It’s really worrying, because there has been a big drive towards community style detoxes. It can work, but for people with really complex mental needs or who need intense detoxification, they won’t get that in the community.

Former Baytrees volunteer Matt Goodall

Solent NHS Trust put forward the closure plan as it said the centre was losing up to £500,000 a year due to insufficient beds being filled and more clients being placed on community treatment programmes.

But critics say the number of people suffering from addiction is rising and community programmes are not adequate for those most at need.

It comes after health and scrutiny panels across Hampshire failed to make formal challenges against the move, so the closure has gone ahead.

Former Baytrees volunteer Matt Goodall, who has been through a drug recovery programme, is devastated.

He said: ‘There is a whole wealth of knowledge of addiction that has been gathered over 20 years which has pretty much been lost.

‘In the long run, it’s going to be a burden on the emergency services, we could see more people on the streets sleeping rough, and crime will go up.

‘Baytrees transformed a lot of lives. I don’t know what would have happened to a lot of these people. Some of them weren’t able to make it through the door unaided.

‘It’s worrying, because there has been a big drive towards community-style detoxes. It can work, but for people with really complex mental needs or who need intense detoxification, they won’t get that in the community.’

Jane Muir, who runs The Recovery Cafe, in Kingston Road, Buckland, says she has seen the way people have turned their lives around.

She said: ‘Baytrees was an excellent resource for the people of Portsmouth.
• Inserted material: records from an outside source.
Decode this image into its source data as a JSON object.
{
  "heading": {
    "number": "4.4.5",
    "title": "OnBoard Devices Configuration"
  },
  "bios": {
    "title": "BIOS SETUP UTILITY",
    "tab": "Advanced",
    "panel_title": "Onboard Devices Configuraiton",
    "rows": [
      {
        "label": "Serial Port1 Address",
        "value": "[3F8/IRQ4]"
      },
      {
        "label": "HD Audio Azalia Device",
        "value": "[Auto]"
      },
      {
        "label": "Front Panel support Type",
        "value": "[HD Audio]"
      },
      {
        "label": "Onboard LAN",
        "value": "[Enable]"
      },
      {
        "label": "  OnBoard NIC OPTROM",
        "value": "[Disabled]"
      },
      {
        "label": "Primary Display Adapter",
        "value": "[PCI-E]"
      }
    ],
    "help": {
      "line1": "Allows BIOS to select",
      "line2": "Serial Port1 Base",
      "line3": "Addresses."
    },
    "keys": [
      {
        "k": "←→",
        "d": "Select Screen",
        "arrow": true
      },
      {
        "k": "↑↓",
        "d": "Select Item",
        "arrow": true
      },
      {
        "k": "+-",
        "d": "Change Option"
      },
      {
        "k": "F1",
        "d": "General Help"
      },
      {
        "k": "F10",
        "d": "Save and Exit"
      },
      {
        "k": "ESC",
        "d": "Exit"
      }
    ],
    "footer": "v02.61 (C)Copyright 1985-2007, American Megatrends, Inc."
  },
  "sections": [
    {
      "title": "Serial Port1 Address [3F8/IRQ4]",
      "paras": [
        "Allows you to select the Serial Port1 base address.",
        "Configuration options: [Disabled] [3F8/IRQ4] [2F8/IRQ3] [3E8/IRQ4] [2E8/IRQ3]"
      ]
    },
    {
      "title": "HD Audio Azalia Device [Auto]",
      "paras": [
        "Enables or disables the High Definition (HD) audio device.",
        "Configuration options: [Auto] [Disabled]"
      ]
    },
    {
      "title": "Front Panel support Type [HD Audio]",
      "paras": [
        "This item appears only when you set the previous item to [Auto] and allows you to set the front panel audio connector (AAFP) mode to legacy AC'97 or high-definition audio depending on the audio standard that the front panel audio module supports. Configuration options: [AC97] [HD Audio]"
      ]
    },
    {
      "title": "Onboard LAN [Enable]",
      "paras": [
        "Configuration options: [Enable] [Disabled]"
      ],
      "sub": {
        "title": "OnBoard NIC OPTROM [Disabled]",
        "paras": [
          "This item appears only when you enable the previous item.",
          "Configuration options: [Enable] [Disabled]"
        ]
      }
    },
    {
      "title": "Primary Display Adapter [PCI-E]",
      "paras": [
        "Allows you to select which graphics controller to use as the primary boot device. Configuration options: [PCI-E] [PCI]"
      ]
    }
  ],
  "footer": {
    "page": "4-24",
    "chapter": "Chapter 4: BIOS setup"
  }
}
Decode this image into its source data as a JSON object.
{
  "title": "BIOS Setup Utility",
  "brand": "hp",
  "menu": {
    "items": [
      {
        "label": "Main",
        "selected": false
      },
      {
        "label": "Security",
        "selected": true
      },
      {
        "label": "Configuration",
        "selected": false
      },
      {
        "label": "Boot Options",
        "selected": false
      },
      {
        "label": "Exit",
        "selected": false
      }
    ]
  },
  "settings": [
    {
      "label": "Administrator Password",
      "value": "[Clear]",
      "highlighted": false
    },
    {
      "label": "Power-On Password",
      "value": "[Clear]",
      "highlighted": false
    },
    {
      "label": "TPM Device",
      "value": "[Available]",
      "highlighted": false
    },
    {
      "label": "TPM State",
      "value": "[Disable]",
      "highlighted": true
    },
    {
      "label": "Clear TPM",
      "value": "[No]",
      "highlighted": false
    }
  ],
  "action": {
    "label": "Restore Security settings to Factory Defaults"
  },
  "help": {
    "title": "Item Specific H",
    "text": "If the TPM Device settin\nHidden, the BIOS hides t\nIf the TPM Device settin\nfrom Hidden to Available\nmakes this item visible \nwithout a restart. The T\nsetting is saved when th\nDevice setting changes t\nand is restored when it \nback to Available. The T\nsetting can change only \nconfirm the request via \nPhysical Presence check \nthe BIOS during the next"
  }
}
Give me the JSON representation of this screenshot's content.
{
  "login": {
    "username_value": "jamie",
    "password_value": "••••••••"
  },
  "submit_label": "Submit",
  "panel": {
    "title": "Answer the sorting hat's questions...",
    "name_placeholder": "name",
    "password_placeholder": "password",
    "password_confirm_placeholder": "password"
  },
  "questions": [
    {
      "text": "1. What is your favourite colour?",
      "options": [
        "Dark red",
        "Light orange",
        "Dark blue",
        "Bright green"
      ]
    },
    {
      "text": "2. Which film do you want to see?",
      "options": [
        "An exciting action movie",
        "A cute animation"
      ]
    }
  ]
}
‘I came to realise three or four years ago there was a concerted effort on the part of the commissioners to get rid of it. It has not been available for people to choose as a detox.’

Portsmouth South MP Flick Drummond, who held meetings with Baytrees staff in a bid to thrash out a rescue plan, says she’s bitterly disappointed.

She said: ‘I did fight for it. I spoke to health secretary Jeremy Hunt about this. It’s very disappointing.

‘But I know that there are mechanisms in place to make sure people aren’t left in a worse situation. I have been talking to other stakeholders and other organisations to make sure this area is covered.

‘But I am going to be monitoring it very closely, because we have a huge alcohol problem in the city and I have got to make sure nobody suffers because the Baytrees unit has been closed.’

Solent NHS Trust says Baytrees closed on Monday following an extensive period of engagement with stakeholders.

WHY PANEL DID NOT INTERVENE

THE councillor who was in charge of Portsmouth’s health, overview and scrutiny panel when it studied the Baytrees closure has explained why it never challenged the plans.

Cllr John Ferrett said councils couldn’t afford to keep booking beds for clients due to funding cuts – and ordering Solent NHS Trust to think again wouldn’t have helped.

Cllr Ferrett said: ‘The scrutiny panel could have referred it.

‘But ultimately, the councils wouldn’t have found any more funding. That’s the issue.

‘If councils are not making referrals, the unit isn’t viable. The panel didn’t have the power to stop this from happening.

‘What it has the ability to do is refer decisions back in certain circumstances and whether they would result in a major change of service.

‘But in these circumstances, I don’t believe we would have had the power to do that anyway.

‘And certainly, there was no indication from the panel – although people weren’t entirely happy – it was about budget constraints and monetary constraints.’